Another, more serious, problem is that several downtime actions have dynamic complications that need to be resolved through play. Building an institution, cultivating (some) relationships, and spiritual exercises all have dynamic mixed results that require player intervention. There are several ways you might handle a mixed result. One way is by narrative fiat, say in a play by post mode. The player rolls a complication on a downtime action. The DM then describes the challenge that arises. The player then says how they overcome it. The DM rules whether this makes sense, keeping notes with a view to introducing consequences down the line. Or, instead of fiat, the DM might develop a mini-game with further rolls to see if an attempt at overcoming a complication succeeds, perhaps at the cost of further complications and spiraling downtime actions on a failure. (Note that this would penalize rolls that hazard mixed results, and discourage players from pursuing them.)

Another way to handle it, which could be a lot of fun I think, is to have an "interlude" or "palette cleanser adventure". The idea is that you run a single lower stakes session (or multi-session) adventure focused entirely on the problems that result from the downtime roll. Only players involved in the action play in the session. This is an opportunity to let a player character that maybe hasn't had the spotlight as much get a chance to shine and develop their character. It would be the equivalent of an issue of X-Men that focuses solely on one team member, or the D&D equivalent of a mini-series (if multiple session). This also gives you the chance to switch genres a little bit. For example, we might see some adventures involving a thief pulling a low-stakes con job to handle a complication that's arisen with building an institution. Or you might see more low-stakes socializing, or something akin to an Agatha Christie style murder mystery to overcome the fact that a PC has been framed for a murder by a rival for the affection of an NPC with whom the PC is cultivating a relationship.

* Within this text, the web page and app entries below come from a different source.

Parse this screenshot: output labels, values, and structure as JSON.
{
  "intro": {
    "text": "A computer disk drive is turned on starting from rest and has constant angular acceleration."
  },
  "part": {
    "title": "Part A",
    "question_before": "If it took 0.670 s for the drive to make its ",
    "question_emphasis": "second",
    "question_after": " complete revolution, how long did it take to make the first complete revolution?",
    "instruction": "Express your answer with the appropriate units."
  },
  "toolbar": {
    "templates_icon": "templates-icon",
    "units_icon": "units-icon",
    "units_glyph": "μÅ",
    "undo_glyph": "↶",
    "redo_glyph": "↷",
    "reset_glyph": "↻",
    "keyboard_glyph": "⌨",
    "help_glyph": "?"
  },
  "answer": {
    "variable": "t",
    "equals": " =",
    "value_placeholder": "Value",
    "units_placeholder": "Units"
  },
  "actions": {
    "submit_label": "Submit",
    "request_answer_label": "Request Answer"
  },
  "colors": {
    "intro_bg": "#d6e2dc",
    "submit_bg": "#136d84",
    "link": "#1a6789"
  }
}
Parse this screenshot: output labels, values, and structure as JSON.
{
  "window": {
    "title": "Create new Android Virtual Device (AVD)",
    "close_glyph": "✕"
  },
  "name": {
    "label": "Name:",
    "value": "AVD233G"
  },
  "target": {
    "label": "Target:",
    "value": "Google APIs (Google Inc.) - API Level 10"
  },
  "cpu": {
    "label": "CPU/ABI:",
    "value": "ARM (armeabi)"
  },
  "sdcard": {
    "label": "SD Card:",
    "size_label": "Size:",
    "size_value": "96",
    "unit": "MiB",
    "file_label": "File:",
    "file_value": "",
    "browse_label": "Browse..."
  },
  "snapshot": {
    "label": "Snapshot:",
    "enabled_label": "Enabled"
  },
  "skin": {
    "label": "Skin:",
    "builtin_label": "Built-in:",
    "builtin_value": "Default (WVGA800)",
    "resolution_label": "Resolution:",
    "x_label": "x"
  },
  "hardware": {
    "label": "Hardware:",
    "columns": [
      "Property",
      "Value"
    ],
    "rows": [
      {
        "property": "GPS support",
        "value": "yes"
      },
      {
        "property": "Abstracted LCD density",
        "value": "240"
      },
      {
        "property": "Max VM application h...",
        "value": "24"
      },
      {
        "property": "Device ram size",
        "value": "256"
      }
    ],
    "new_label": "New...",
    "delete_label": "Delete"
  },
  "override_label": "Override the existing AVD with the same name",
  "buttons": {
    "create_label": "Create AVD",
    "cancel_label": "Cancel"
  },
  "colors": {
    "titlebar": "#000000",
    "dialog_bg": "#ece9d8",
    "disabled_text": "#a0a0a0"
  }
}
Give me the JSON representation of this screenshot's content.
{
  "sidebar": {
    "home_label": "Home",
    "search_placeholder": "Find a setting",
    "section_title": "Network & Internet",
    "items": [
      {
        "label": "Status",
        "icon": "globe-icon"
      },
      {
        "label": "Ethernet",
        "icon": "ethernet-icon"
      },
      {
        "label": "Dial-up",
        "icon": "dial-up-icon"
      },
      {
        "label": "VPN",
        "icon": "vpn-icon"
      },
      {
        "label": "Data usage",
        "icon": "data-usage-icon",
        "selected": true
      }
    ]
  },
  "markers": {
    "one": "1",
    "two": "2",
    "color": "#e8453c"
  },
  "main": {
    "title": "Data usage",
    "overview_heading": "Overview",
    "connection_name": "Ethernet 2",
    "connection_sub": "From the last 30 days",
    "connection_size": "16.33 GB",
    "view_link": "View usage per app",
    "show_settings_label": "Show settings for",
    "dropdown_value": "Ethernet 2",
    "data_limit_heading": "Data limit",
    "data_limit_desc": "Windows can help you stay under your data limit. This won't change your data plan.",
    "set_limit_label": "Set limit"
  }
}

Getting the Band Back Together

However you handle the complications that arise during downtime, at the start of the first session where the group gets back together, you should mark the occasion. Linger on it. Have them set the scene about where they get the gang back together again. What's the place they meet? What kind of night is it? How do they each make their appearance? Especially if it's been a while, have everyone describe how their character looks different as the result of the time that's passed and what they've been up to. Give them a chance to tell the other players about their accomplishments and hijinks. (This will work especially if you communicate about the downtime rolls separately with each player.) It will be a nice segue back into the bloody work of adventuring.